-- WHAT YOU ARE ASKED TO DO --
If a record below holds a picture, leave the picture out and copy the rest exactly.
=== Begin Enclosure ===
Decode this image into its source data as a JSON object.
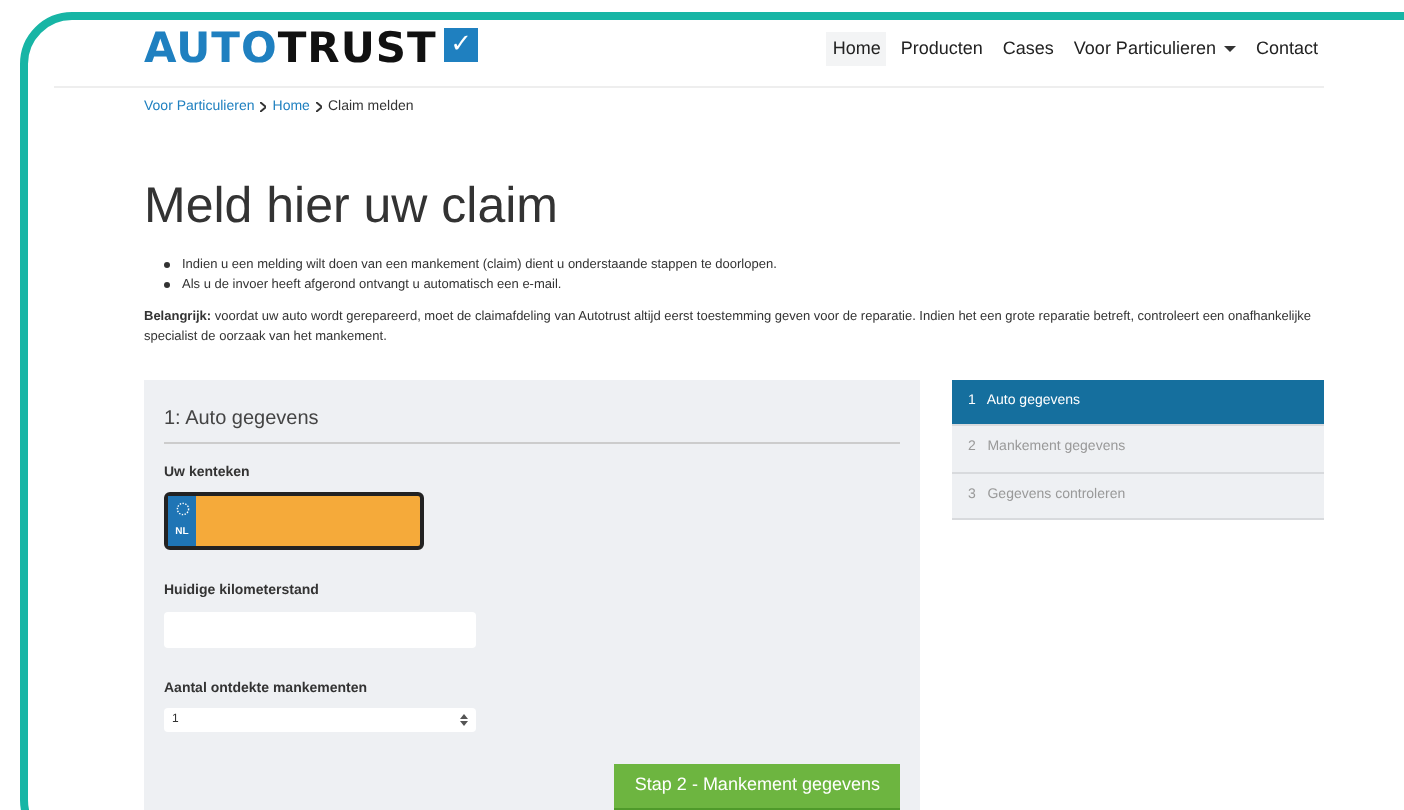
{
  "logo": {
    "text_a": "AUTO",
    "text_b": "TRUST",
    "check": "✓"
  },
  "nav": [
    {
      "label": "Home",
      "selected": true,
      "dropdown": false
    },
    {
      "label": "Producten",
      "selected": false,
      "dropdown": false
    },
    {
      "label": "Cases",
      "selected": false,
      "dropdown": false
    },
    {
      "label": "Voor Particulieren",
      "selected": false,
      "dropdown": true
    },
    {
      "label": "Contact",
      "selected": false,
      "dropdown": false
    }
  ],
  "breadcrumb": [
    {
      "label": "Voor Particulieren",
      "link": true
    },
    {
      "label": "Home",
      "link": true
    },
    {
      "label": "Claim melden",
      "link": false
    }
  ],
  "heading": "Meld hier uw claim",
  "bullets": [
    "Indien u een melding wilt doen van een mankement (claim) dient u onderstaande stappen te doorlopen.",
    "Als u de invoer heeft afgerond ontvangt u automatisch een e-mail."
  ],
  "notice": "**Belangrijk:** voordat uw auto wordt gerepareerd, moet de claimafdeling van Autotrust altijd eerst toestemming geven voor de reparatie. Indien het een grote reparatie betreft, controleert een onafhankelijke specialist de oorzaak van het mankement.",
  "form": {
    "title": "1: Auto gegevens",
    "plate": {
      "label": "Uw kenteken",
      "country": "NL"
    },
    "km": {
      "label": "Huidige kilometerstand"
    },
    "count": {
      "label": "Aantal ontdekte mankementen",
      "value": "1"
    },
    "button": "Stap 2 - Mankement gegevens"
  },
  "steps": [
    {
      "number": "1",
      "label": "Auto gegevens",
      "selected": true
    },
    {
      "number": "2",
      "label": "Mankement gegevens",
      "selected": false
    },
    {
      "number": "3",
      "label": "Gegevens controleren",
      "selected": false
    }
  ]
}
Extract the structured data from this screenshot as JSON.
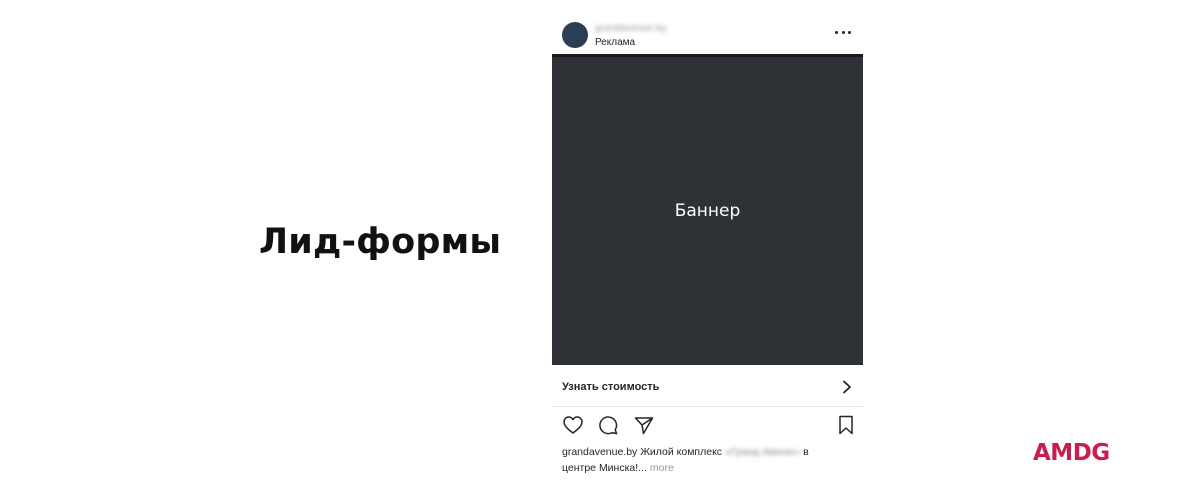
{
  "slide": {
    "title": "Лид-формы"
  },
  "post": {
    "account_name": "grandavenue.by",
    "sponsored_label": "Реклама",
    "banner_text": "Баннер",
    "cta_label": "Узнать стоимость",
    "caption": {
      "account": "grandavenue.by",
      "text_before": "Жилой комплекс",
      "blurred_name": "«Гранд Авеню»",
      "text_after": "в",
      "line2": "центре Минска!...",
      "more": "more"
    },
    "icons": [
      "more-dots-icon",
      "chevron-right-icon",
      "heart-icon",
      "comment-icon",
      "share-icon",
      "bookmark-icon"
    ]
  },
  "brand": {
    "logo_text": "AMDG",
    "accent_color": "#c81e4b"
  },
  "colors": {
    "avatar": "#2c3e55",
    "banner_background": "#2e3136"
  }
}
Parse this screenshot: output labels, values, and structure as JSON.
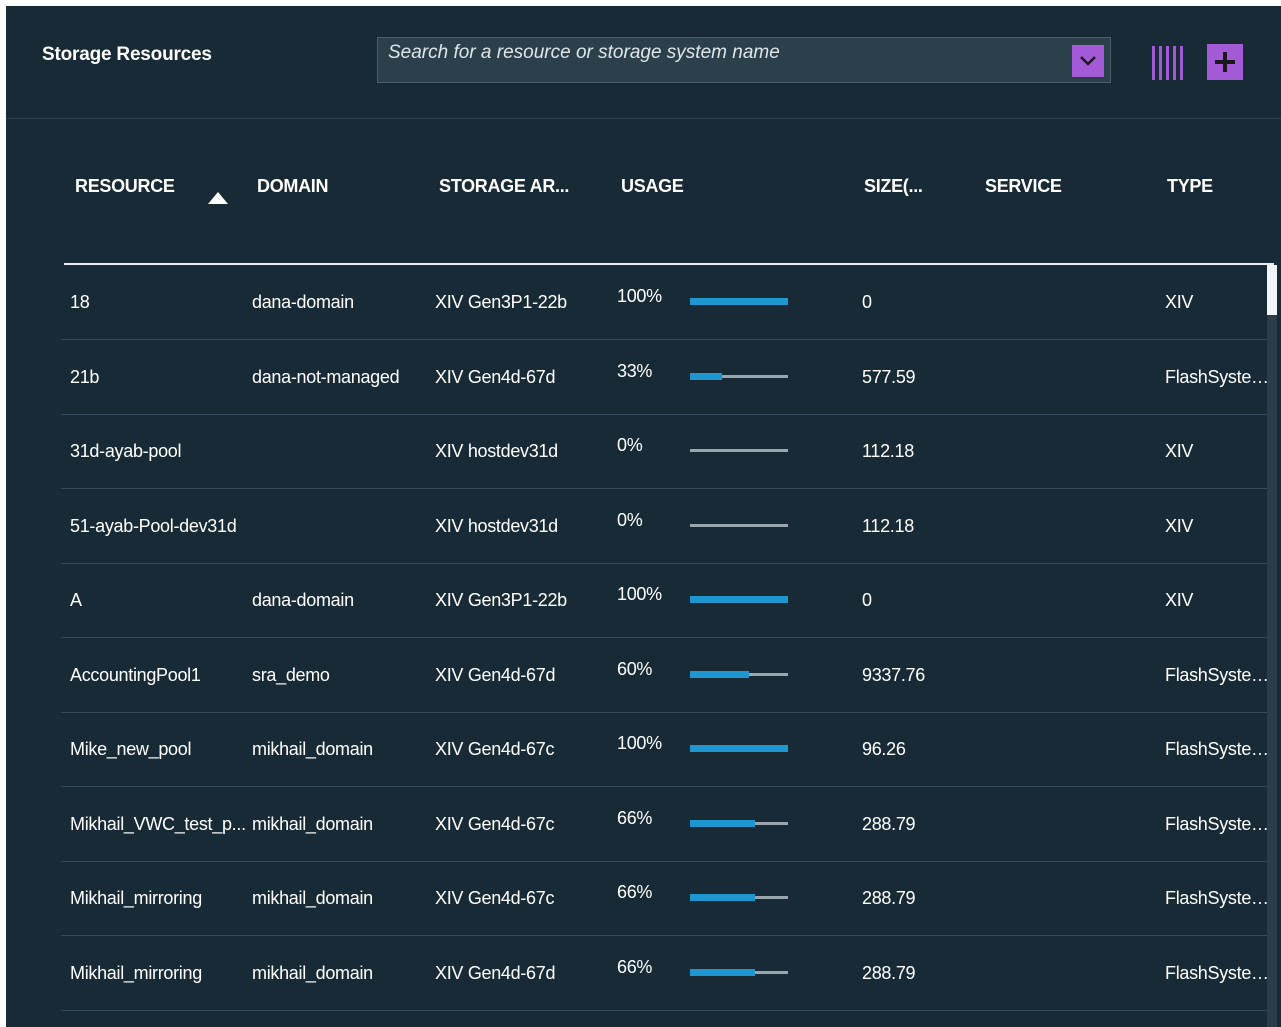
{
  "header": {
    "title": "Storage Resources",
    "search_placeholder": "Search for a resource or storage system name"
  },
  "colors": {
    "background": "#182a35",
    "accent": "#a35ad6",
    "usage_fill": "#1e96cf",
    "usage_track": "#9aa6ae"
  },
  "icons": {
    "dropdown": "chevron-down-icon",
    "columns": "columns-icon",
    "add": "plus-icon",
    "sort": "sort-ascending-icon"
  },
  "table": {
    "columns": [
      "RESOURCE",
      "DOMAIN",
      "STORAGE AR...",
      "USAGE",
      "SIZE(...",
      "SERVICE",
      "TYPE"
    ],
    "sort_column": "RESOURCE",
    "sort_direction": "ascending",
    "rows": [
      {
        "resource": "18",
        "domain": "dana-domain",
        "storage_array": "XIV Gen3P1-22b",
        "usage": "100%",
        "usage_fraction": 1.0,
        "size": "0",
        "service": "",
        "type": "XIV"
      },
      {
        "resource": "21b",
        "domain": "dana-not-managed",
        "storage_array": "XIV Gen4d-67d",
        "usage": "33%",
        "usage_fraction": 0.33,
        "size": "577.59",
        "service": "",
        "type": "FlashSystem ..."
      },
      {
        "resource": "31d-ayab-pool",
        "domain": "",
        "storage_array": "XIV hostdev31d",
        "usage": "0%",
        "usage_fraction": 0.0,
        "size": "112.18",
        "service": "",
        "type": "XIV"
      },
      {
        "resource": "51-ayab-Pool-dev31d",
        "domain": "",
        "storage_array": "XIV hostdev31d",
        "usage": "0%",
        "usage_fraction": 0.0,
        "size": "112.18",
        "service": "",
        "type": "XIV"
      },
      {
        "resource": "A",
        "domain": "dana-domain",
        "storage_array": "XIV Gen3P1-22b",
        "usage": "100%",
        "usage_fraction": 1.0,
        "size": "0",
        "service": "",
        "type": "XIV"
      },
      {
        "resource": "AccountingPool1",
        "domain": "sra_demo",
        "storage_array": "XIV Gen4d-67d",
        "usage": "60%",
        "usage_fraction": 0.6,
        "size": "9337.76",
        "service": "",
        "type": "FlashSystem ..."
      },
      {
        "resource": "Mike_new_pool",
        "domain": "mikhail_domain",
        "storage_array": "XIV Gen4d-67c",
        "usage": "100%",
        "usage_fraction": 1.0,
        "size": "96.26",
        "service": "",
        "type": "FlashSystem ..."
      },
      {
        "resource": "Mikhail_VWC_test_p...",
        "domain": "mikhail_domain",
        "storage_array": "XIV Gen4d-67c",
        "usage": "66%",
        "usage_fraction": 0.66,
        "size": "288.79",
        "service": "",
        "type": "FlashSystem ..."
      },
      {
        "resource": "Mikhail_mirroring",
        "domain": "mikhail_domain",
        "storage_array": "XIV Gen4d-67c",
        "usage": "66%",
        "usage_fraction": 0.66,
        "size": "288.79",
        "service": "",
        "type": "FlashSystem ..."
      },
      {
        "resource": "Mikhail_mirroring",
        "domain": "mikhail_domain",
        "storage_array": "XIV Gen4d-67d",
        "usage": "66%",
        "usage_fraction": 0.66,
        "size": "288.79",
        "service": "",
        "type": "FlashSystem ..."
      }
    ]
  }
}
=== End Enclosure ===
-- SOLVED PROBLEM --
Decode this image into its source data as a JSON object.
{
  "logo": {
    "text_a": "AUTO",
    "text_b": "TRUST",
    "check": "✓"
  },
  "nav": [
    {
      "label": "Home",
      "selected": true,
      "dropdown": false
    },
    {
      "label": "Producten",
      "selected": false,
      "dropdown": false
    },
    {
      "label": "Cases",
      "selected": false,
      "dropdown": false
    },
    {
      "label": "Voor Particulieren",
      "selected": false,
      "dropdown": true
    },
    {
      "label": "Contact",
      "selected": false,
      "dropdown": false
    }
  ],
  "breadcrumb": [
    {
      "label": "Voor Particulieren",
      "link": true
    },
    {
      "label": "Home",
      "link": true
    },
    {
      "label": "Claim melden",
      "link": false
    }
  ],
  "heading": "Meld hier uw claim",
  "bullets": [
    "Indien u een melding wilt doen van een mankement (claim) dient u onderstaande stappen te doorlopen.",
    "Als u de invoer heeft afgerond ontvangt u automatisch een e-mail."
  ],
  "notice": "**Belangrijk:** voordat uw auto wordt gerepareerd, moet de claimafdeling van Autotrust altijd eerst toestemming geven voor de reparatie. Indien het een grote reparatie betreft, controleert een onafhankelijke specialist de oorzaak van het mankement.",
  "form": {
    "title": "1: Auto gegevens",
    "plate": {
      "label": "Uw kenteken",
      "country": "NL"
    },
    "km": {
      "label": "Huidige kilometerstand"
    },
    "count": {
      "label": "Aantal ontdekte mankementen",
      "value": "1"
    },
    "button": "Stap 2 - Mankement gegevens"
  },
  "steps": [
    {
      "number": "1",
      "label": "Auto gegevens",
      "selected": true
    },
    {
      "number": "2",
      "label": "Mankement gegevens",
      "selected": false
    },
    {
      "number": "3",
      "label": "Gegevens controleren",
      "selected": false
    }
  ]
}
Extract the structured data from this screenshot as JSON.
{
  "slide": {
    "title": "Лид-формы"
  },
  "post": {
    "account_name": "grandavenue.by",
    "sponsored_label": "Реклама",
    "banner_text": "Баннер",
    "cta_label": "Узнать стоимость",
    "caption": {
      "account": "grandavenue.by",
      "text_before": "Жилой комплекс",
      "blurred_name": "«Гранд Авеню»",
      "text_after": "в",
      "line2": "центре Минска!...",
      "more": "more"
    },
    "icons": [
      "more-dots-icon",
      "chevron-right-icon",
      "heart-icon",
      "comment-icon",
      "share-icon",
      "bookmark-icon"
    ]
  },
  "brand": {
    "logo_text": "AMDG",
    "accent_color": "#c81e4b"
  },
  "colors": {
    "avatar": "#2c3e55",
    "banner_background": "#2e3136"
  }
}
Parse this screenshot: output labels, values, and structure as JSON.
{
  "header": {
    "title": "Storage Resources",
    "search_placeholder": "Search for a resource or storage system name"
  },
  "colors": {
    "background": "#182a35",
    "accent": "#a35ad6",
    "usage_fill": "#1e96cf",
    "usage_track": "#9aa6ae"
  },
  "icons": {
    "dropdown": "chevron-down-icon",
    "columns": "columns-icon",
    "add": "plus-icon",
    "sort": "sort-ascending-icon"
  },
  "table": {
    "columns": [
      "RESOURCE",
      "DOMAIN",
      "STORAGE AR...",
      "USAGE",
      "SIZE(...",
      "SERVICE",
      "TYPE"
    ],
    "sort_column": "RESOURCE",
    "sort_direction": "ascending",
    "rows": [
      {
        "resource": "18",
        "domain": "dana-domain",
        "storage_array": "XIV Gen3P1-22b",
        "usage": "100%",
        "usage_fraction": 1.0,
        "size": "0",
        "service": "",
        "type": "XIV"
      },
      {
        "resource": "21b",
        "domain": "dana-not-managed",
        "storage_array": "XIV Gen4d-67d",
        "usage": "33%",
        "usage_fraction": 0.33,
        "size": "577.59",
        "service": "",
        "type": "FlashSystem ..."
      },
      {
        "resource": "31d-ayab-pool",
        "domain": "",
        "storage_array": "XIV hostdev31d",
        "usage": "0%",
        "usage_fraction": 0.0,
        "size": "112.18",
        "service": "",
        "type": "XIV"
      },
      {
        "resource": "51-ayab-Pool-dev31d",
        "domain": "",
        "storage_array": "XIV hostdev31d",
        "usage": "0%",
        "usage_fraction": 0.0,
        "size": "112.18",
        "service": "",
        "type": "XIV"
      },
      {
        "resource": "A",
        "domain": "dana-domain",
        "storage_array": "XIV Gen3P1-22b",
        "usage": "100%",
        "usage_fraction": 1.0,
        "size": "0",
        "service": "",
        "type": "XIV"
      },
      {
        "resource": "AccountingPool1",
        "domain": "sra_demo",
        "storage_array": "XIV Gen4d-67d",
        "usage": "60%",
        "usage_fraction": 0.6,
        "size": "9337.76",
        "service": "",
        "type": "FlashSystem ..."
      },
      {
        "resource": "Mike_new_pool",
        "domain": "mikhail_domain",
        "storage_array": "XIV Gen4d-67c",
        "usage": "100%",
        "usage_fraction": 1.0,
        "size": "96.26",
        "service": "",
        "type": "FlashSystem ..."
      },
      {
        "resource": "Mikhail_VWC_test_p...",
        "domain": "mikhail_domain",
        "storage_array": "XIV Gen4d-67c",
        "usage": "66%",
        "usage_fraction": 0.66,
        "size": "288.79",
        "service": "",
        "type": "FlashSystem ..."
      },
      {
        "resource": "Mikhail_mirroring",
        "domain": "mikhail_domain",
        "storage_array": "XIV Gen4d-67c",
        "usage": "66%",
        "usage_fraction": 0.66,
        "size": "288.79",
        "service": "",
        "type": "FlashSystem ..."
      },
      {
        "resource": "Mikhail_mirroring",
        "domain": "mikhail_domain",
        "storage_array": "XIV Gen4d-67d",
        "usage": "66%",
        "usage_fraction": 0.66,
        "size": "288.79",
        "service": "",
        "type": "FlashSystem ..."
      }
    ]
  }
}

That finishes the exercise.